• **What is being asked**
Select, from the material below, each line with "screenshot" in it.

───── Provided information ─────

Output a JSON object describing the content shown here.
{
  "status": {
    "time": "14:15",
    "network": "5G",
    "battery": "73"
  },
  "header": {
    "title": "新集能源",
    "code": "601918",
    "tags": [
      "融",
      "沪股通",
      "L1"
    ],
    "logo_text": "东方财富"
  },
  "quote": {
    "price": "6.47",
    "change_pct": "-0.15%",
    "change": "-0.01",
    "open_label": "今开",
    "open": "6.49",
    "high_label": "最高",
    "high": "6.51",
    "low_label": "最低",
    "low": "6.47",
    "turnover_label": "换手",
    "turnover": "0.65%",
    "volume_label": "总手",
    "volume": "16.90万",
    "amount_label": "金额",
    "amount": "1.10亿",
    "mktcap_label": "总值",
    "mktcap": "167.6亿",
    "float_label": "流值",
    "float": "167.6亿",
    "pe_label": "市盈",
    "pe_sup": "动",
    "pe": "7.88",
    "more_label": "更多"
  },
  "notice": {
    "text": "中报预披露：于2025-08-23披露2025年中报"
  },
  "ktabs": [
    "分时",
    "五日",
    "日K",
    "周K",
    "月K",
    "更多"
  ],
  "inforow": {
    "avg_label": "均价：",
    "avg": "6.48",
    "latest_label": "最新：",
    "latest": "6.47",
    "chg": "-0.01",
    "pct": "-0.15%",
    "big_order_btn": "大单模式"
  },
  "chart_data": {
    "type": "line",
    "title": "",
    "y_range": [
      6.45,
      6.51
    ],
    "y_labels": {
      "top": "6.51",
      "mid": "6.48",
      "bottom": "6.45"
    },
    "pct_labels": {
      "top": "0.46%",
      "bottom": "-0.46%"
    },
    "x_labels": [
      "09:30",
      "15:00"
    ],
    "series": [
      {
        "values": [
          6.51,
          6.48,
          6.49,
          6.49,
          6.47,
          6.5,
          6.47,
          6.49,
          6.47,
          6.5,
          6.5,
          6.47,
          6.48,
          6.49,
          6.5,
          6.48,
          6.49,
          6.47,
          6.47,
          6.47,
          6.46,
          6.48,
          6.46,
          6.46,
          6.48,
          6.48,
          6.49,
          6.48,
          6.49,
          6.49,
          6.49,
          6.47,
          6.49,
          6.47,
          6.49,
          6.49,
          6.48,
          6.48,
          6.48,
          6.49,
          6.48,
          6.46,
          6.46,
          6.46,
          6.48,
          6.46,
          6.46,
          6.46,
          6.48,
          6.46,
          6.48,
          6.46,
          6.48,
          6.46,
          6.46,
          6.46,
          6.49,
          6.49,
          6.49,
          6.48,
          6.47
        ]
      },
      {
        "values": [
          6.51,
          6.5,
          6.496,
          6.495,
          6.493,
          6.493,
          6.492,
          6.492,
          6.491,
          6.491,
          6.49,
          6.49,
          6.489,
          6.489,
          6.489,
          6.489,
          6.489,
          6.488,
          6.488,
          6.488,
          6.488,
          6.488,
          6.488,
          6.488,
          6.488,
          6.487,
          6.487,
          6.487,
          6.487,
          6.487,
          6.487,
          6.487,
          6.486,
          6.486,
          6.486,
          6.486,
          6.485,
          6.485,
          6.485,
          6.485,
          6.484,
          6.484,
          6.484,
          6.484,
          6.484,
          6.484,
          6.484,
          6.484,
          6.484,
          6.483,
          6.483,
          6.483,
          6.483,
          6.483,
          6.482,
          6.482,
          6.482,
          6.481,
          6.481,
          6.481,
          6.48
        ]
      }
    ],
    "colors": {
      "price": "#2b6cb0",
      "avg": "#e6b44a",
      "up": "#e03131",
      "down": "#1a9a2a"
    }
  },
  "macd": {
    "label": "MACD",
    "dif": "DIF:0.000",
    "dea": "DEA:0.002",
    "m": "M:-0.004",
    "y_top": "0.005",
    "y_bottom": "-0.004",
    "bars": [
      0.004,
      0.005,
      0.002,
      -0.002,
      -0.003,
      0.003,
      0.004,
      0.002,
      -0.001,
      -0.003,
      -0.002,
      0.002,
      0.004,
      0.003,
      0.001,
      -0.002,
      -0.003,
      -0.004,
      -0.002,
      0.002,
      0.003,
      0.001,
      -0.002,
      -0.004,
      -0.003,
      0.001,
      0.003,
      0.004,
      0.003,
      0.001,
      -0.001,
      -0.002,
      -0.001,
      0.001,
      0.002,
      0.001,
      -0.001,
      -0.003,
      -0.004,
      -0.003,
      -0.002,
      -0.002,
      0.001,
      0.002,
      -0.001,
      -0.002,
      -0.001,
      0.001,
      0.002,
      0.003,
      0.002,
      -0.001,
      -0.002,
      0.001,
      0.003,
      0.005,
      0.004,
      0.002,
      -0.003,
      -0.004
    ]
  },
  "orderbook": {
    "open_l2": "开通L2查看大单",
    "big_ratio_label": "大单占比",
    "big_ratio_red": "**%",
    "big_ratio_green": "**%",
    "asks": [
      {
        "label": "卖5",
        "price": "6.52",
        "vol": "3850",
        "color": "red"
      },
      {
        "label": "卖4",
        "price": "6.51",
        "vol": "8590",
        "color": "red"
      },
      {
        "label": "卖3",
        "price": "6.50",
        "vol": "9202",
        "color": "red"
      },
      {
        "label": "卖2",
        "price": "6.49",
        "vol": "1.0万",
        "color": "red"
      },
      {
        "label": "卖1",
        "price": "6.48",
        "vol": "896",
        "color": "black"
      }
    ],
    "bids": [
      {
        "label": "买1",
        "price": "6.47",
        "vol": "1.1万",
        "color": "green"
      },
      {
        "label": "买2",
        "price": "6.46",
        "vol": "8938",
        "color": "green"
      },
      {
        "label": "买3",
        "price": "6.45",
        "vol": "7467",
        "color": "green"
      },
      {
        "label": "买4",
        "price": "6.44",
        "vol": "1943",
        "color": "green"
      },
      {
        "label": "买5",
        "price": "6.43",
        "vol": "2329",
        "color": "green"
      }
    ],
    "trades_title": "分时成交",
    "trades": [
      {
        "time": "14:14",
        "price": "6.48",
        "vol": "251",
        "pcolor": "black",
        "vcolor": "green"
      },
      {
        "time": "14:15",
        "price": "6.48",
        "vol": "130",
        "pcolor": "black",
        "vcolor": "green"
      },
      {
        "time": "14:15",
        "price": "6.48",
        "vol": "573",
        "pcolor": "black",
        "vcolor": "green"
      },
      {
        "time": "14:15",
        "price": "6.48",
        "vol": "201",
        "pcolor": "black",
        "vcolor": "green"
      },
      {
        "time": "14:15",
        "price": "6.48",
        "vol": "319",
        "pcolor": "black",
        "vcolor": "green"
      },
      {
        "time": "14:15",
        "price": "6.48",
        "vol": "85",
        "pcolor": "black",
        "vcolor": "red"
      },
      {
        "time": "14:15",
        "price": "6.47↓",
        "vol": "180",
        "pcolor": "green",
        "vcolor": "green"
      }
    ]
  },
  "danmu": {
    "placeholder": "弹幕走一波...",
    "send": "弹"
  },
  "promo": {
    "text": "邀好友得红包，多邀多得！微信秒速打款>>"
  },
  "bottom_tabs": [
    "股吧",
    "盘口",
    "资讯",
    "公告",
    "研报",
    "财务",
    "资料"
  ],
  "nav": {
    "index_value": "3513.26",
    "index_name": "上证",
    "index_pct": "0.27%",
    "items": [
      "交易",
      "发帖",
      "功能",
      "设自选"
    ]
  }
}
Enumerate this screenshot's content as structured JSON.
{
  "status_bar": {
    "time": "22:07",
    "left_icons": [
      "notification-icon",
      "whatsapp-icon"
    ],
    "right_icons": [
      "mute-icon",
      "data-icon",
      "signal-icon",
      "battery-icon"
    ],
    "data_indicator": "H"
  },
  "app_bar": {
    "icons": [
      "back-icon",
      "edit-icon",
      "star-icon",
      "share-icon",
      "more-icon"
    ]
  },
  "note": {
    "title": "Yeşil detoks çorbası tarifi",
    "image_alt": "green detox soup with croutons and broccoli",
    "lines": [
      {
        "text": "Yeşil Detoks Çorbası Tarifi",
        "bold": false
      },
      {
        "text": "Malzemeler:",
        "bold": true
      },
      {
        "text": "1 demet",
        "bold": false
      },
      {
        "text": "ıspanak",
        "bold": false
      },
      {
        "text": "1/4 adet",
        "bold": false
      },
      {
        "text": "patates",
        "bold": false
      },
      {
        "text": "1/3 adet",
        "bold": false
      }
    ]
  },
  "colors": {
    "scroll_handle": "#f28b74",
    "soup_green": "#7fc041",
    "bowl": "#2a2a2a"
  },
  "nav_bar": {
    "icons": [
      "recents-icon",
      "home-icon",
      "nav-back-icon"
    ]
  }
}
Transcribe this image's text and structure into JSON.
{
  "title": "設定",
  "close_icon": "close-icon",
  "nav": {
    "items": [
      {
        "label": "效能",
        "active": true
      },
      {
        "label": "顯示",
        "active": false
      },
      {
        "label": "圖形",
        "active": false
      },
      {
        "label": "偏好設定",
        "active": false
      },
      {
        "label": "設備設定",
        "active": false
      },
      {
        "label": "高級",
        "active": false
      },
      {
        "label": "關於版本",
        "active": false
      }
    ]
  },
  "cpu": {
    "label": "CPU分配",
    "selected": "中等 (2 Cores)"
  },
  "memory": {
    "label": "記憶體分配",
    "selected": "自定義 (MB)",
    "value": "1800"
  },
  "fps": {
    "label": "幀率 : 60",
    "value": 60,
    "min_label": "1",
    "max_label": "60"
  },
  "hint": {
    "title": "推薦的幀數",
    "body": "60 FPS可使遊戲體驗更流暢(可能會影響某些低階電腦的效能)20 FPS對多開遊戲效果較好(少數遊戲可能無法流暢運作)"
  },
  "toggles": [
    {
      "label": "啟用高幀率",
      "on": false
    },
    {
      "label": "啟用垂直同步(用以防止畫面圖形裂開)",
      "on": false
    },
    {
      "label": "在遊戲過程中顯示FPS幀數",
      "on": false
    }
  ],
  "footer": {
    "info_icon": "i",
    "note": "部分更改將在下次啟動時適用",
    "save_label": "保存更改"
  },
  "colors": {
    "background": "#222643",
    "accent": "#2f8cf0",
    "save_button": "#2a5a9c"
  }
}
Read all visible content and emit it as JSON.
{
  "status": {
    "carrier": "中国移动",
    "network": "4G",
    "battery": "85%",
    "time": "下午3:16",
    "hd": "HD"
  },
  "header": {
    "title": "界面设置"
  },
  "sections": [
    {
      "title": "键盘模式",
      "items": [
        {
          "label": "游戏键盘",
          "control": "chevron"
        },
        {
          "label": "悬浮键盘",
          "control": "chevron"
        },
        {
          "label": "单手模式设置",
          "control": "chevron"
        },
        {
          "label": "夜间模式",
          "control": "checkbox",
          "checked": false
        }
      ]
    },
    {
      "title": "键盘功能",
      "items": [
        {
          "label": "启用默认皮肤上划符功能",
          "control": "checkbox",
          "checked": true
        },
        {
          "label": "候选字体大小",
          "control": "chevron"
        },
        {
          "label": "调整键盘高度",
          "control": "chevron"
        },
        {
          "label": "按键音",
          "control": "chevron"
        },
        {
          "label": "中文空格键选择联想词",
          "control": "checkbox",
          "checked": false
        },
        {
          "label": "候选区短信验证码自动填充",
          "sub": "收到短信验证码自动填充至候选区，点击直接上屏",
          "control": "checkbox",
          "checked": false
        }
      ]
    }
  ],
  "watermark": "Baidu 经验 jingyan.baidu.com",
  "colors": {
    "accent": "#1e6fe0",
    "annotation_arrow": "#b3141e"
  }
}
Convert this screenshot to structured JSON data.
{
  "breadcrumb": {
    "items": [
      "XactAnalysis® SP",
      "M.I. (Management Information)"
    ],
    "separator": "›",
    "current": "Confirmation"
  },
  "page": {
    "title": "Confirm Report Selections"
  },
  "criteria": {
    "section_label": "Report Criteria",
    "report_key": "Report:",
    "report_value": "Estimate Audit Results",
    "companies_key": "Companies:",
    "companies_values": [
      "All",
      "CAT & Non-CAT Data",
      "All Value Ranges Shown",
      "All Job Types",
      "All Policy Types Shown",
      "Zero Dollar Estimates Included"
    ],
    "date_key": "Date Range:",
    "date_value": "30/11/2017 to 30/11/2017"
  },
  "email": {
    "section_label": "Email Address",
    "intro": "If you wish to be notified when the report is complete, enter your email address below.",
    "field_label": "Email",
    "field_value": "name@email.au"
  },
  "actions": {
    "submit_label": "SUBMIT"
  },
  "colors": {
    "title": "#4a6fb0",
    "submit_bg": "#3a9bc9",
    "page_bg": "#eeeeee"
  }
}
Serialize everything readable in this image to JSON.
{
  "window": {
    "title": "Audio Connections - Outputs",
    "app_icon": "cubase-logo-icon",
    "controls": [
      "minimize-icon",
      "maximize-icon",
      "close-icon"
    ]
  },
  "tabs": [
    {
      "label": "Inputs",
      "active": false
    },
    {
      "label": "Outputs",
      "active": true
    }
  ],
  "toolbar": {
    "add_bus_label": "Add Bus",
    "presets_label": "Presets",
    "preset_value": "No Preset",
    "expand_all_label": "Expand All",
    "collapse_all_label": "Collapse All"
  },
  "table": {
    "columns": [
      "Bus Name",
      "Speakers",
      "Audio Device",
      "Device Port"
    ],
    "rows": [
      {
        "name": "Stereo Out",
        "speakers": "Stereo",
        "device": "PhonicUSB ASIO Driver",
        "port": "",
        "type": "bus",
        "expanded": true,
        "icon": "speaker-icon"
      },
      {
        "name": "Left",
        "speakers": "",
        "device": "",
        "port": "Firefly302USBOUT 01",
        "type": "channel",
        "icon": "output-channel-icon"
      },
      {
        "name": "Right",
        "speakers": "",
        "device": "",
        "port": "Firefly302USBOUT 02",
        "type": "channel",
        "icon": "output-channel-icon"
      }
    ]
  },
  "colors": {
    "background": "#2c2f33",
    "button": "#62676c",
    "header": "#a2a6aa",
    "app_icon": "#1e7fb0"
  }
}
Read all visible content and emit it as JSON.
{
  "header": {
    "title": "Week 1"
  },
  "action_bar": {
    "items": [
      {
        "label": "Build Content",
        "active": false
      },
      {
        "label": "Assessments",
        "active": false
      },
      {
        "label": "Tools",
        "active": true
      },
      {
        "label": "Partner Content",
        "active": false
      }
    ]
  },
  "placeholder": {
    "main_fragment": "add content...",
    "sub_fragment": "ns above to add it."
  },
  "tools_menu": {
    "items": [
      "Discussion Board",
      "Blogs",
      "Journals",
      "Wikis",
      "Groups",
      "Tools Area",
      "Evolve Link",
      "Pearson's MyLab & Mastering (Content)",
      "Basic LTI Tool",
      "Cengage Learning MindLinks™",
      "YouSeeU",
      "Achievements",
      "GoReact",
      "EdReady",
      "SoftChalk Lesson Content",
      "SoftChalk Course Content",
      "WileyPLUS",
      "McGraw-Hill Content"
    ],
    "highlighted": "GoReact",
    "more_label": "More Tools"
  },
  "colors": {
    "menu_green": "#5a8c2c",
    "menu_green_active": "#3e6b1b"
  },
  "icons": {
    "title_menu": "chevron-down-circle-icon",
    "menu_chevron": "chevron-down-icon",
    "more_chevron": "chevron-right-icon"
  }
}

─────

• **Your response**
Enumerate this screenshot's content as structured JSON.
Convert this screenshot to structured JSON data.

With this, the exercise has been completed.